Moving on to the other ladies in the cast, Aunt Em gets the first song in the show, "The Feeling We Once Had," and it's real tearjerker of a ballad. For "The Wiz Live!," Stephanie Mills matriculates movingly to Aunt Em. On the original cast album, singer Tasha Thomas belts the shit out of it and it's gorgeous, although I'm personally partial to Theresa Merritt's rendition on the film soundtrack. Merritt sings it in a truly beautiful, thick and chunky old lady mezzo that always reminds me of the line about Aunt Em from the original movie The Wizard of Oz, "her face is careworn... she's crying... someone has hurt her, someone she loves very much." Fun fact: stage and screen veteran Theresa Merritt played another role in The Wiz as a replacement Evilene in the original Broadway run.

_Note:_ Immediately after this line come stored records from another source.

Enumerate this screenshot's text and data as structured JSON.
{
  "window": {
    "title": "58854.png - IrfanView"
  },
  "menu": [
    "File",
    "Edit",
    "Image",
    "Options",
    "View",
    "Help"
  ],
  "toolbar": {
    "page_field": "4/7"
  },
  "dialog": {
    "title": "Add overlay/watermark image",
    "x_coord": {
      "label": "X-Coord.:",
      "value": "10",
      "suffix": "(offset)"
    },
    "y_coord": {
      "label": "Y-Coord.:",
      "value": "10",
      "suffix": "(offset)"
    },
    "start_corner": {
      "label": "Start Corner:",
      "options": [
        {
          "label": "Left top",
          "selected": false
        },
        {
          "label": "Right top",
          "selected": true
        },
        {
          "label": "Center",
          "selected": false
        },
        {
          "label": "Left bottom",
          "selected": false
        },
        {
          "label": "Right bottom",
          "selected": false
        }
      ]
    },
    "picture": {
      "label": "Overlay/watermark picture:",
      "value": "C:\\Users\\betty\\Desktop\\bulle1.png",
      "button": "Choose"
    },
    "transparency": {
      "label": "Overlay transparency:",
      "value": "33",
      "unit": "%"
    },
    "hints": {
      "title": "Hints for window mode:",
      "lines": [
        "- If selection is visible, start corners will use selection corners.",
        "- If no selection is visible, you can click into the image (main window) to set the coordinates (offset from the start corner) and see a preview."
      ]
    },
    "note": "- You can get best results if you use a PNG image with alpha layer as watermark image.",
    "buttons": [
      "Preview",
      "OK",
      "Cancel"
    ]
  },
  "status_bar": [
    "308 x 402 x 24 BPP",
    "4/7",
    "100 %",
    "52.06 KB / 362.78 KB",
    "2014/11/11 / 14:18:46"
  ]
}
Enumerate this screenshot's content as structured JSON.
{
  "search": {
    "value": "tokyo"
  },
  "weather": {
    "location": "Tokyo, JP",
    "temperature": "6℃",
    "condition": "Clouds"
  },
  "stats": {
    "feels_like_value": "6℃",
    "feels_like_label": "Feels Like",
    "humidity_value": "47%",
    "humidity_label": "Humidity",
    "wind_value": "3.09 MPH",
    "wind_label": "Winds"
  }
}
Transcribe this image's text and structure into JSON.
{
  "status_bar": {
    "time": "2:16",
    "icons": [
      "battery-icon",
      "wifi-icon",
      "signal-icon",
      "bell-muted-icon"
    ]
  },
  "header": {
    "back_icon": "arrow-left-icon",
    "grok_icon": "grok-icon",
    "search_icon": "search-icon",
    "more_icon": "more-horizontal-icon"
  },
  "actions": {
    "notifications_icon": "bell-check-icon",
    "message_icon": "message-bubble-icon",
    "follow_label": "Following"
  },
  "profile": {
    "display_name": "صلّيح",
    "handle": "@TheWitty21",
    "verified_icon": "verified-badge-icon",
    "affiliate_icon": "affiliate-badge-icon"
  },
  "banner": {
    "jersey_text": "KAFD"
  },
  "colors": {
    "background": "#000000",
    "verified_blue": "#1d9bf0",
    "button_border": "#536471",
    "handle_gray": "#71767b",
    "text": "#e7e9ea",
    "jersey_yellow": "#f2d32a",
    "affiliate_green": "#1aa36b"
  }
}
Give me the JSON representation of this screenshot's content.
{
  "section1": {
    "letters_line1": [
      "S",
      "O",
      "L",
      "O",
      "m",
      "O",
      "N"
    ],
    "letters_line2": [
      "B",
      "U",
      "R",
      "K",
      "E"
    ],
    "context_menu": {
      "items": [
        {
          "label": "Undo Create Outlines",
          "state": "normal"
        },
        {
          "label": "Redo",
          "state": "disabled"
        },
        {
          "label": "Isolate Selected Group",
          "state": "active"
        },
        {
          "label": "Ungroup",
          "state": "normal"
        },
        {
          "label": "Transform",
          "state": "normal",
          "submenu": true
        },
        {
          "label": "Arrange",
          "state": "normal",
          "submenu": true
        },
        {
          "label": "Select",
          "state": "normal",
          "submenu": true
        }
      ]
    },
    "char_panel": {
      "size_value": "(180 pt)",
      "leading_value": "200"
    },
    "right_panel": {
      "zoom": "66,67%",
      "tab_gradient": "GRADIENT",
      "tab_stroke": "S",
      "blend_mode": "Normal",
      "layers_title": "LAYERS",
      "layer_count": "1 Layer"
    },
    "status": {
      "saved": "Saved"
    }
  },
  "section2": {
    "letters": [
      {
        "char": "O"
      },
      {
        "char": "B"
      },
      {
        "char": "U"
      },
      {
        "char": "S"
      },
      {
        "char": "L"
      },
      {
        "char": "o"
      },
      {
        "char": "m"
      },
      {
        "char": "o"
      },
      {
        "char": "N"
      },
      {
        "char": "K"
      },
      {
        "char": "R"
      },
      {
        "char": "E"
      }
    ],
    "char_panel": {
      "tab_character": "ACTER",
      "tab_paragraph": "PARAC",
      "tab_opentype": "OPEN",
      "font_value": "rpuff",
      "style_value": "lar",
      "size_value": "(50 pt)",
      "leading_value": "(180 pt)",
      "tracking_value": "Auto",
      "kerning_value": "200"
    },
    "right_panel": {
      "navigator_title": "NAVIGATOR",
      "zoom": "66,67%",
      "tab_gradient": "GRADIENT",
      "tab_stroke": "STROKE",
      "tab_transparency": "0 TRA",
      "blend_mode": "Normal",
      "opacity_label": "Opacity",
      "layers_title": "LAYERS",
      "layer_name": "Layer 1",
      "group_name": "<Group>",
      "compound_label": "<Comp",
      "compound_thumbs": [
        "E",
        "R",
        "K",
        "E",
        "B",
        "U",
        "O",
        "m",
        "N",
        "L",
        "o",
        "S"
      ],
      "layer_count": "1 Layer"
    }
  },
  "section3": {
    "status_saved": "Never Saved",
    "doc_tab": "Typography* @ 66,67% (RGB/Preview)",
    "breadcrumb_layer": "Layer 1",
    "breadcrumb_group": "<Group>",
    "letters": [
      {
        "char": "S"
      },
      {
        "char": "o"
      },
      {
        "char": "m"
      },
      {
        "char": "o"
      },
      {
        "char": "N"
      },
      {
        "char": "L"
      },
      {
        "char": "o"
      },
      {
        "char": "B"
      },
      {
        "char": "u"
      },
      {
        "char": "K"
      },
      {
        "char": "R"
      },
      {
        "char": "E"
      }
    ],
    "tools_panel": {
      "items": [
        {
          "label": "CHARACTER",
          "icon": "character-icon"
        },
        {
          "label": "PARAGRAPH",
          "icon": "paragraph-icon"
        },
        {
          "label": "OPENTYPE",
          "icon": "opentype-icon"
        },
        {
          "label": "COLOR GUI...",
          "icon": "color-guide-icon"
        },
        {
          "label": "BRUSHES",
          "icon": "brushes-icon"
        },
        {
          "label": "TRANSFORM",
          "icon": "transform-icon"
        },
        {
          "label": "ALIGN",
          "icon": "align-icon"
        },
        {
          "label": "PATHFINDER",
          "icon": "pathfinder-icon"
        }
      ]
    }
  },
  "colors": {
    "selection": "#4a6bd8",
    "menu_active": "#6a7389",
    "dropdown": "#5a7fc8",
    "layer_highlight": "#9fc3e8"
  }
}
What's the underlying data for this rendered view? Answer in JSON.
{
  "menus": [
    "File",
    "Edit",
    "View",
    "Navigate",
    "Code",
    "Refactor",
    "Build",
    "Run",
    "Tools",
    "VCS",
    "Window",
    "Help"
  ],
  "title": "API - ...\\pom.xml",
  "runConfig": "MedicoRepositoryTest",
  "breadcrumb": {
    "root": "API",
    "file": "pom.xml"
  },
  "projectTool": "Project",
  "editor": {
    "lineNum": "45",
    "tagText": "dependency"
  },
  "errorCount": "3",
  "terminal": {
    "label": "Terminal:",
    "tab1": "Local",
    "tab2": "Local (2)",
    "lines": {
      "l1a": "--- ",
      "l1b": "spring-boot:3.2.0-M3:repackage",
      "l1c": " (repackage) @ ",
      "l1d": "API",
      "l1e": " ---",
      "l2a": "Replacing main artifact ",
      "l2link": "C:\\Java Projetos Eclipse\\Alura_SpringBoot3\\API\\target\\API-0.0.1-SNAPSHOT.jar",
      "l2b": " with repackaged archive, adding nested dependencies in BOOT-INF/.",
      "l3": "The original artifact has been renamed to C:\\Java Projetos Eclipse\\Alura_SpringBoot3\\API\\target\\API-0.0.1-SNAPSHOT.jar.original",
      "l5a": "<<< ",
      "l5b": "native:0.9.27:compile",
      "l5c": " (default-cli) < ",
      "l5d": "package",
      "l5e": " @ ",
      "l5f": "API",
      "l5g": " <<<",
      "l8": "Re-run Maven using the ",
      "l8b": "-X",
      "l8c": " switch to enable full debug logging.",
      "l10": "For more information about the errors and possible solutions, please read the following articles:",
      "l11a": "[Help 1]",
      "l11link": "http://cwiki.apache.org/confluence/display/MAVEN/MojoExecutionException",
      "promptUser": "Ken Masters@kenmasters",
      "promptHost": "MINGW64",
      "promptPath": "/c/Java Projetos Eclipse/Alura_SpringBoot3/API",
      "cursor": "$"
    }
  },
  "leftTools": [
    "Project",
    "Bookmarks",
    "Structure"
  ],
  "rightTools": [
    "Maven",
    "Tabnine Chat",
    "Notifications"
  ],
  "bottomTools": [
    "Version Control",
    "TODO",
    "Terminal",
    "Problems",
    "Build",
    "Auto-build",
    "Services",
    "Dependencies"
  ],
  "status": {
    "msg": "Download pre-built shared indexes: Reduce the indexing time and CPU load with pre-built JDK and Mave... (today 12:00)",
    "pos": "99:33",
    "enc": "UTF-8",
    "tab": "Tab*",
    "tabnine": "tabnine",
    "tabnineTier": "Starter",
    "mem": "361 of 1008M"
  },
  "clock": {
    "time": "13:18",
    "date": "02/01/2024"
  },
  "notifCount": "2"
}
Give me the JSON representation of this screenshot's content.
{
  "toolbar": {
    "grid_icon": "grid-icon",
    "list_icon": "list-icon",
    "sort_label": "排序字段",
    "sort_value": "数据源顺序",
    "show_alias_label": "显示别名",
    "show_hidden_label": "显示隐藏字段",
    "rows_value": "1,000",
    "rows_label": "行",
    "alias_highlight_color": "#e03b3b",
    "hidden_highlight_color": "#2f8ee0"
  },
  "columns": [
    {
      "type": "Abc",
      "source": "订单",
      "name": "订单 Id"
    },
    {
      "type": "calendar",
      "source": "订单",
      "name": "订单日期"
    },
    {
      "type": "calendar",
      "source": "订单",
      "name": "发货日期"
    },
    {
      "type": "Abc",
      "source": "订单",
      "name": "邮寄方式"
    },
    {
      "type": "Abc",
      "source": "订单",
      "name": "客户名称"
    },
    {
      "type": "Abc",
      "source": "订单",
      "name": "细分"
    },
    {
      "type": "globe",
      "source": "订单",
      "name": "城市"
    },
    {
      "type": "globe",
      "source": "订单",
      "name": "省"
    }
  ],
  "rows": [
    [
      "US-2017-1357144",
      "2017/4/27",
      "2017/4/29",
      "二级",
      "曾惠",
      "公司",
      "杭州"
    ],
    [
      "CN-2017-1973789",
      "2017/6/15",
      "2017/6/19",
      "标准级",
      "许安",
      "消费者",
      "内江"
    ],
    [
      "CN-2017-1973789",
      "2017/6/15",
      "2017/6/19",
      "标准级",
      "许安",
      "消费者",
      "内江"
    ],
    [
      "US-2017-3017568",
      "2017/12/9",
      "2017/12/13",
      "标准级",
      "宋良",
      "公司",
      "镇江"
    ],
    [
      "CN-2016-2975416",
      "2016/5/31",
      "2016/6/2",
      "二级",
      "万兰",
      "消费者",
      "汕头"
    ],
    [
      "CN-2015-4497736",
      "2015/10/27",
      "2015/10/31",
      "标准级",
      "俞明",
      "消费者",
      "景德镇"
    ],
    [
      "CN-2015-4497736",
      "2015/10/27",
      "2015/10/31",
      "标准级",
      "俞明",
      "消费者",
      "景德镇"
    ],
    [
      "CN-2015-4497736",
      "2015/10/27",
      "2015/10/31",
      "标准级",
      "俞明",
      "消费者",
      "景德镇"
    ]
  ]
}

Speaking of the Wicked Witch of the West, Evilene (Sorry, Elphabas... Evilene got there first!), the part was created on Broadway and recreated on film by the great Mabel King (the mom from "What's Hapenning!!"). It's a fearless performance, with her ripping through her solo "Don't Nobody Bring Me No Bad News" as if her life depended on it. At least as good is the version on TV where none other than the "Queen of Hip-Hop Soul" Mary J. Blige slaaaayyyysssss!!!!!
In a score that just overflows with riches, there is yet another shimmeringly soulful ballad, "What Would I Do If I Could Feel," for the Tin Man. I remember feeling stopped in my tracks watching R&B artist Ne-Yo give real heart and sumptuous vocals to it in "The Wiz Live!" Still, I prefer Nipsey Russell's recording as the Tin Man in the movie. He sings it very much in his Tin Man character voice and of course having Quincey Jones producing the soundtrack helps, especially on a 1970s soul ballad. With the muted trumpets and old vintage keyboards, it's pretty irresistible. Tiger Haynes on the Broadway album isn't as good a vocalist. Hearing him on the Tin Man's other song, the uptempo, "Slide Some Oil To Me" gives a better sense of why he was cast.
Wow, so much to say. Who am I forgetting? Oh, yes, duh, the Wiz himself! Richard Pryor has his moments in the movie, although he doesn't really sing and Queen Latifah was fun on TV, but the only Wiz for now or any other era is André De Shields. He's so distinctive spitting out his song "So You Wanted To Meet The Wizard" that it's hard to sing without doing an André De Shields impression--just like it is with all the really legendary Broadway performances. I once saw him on the subway in civilian clothes from the neck down (actually a velour track suit, thank you very much), but full Bride of Frankenstein afro, cheekbones and eyebrows up top, and it took all my self-control not to serenade him. I did manage a respectful curtsy on my way out. Broadway royalty, baby. And he's coming back this season in Hadestown. I hope he finally wins his long overdue Tony for The Wiz.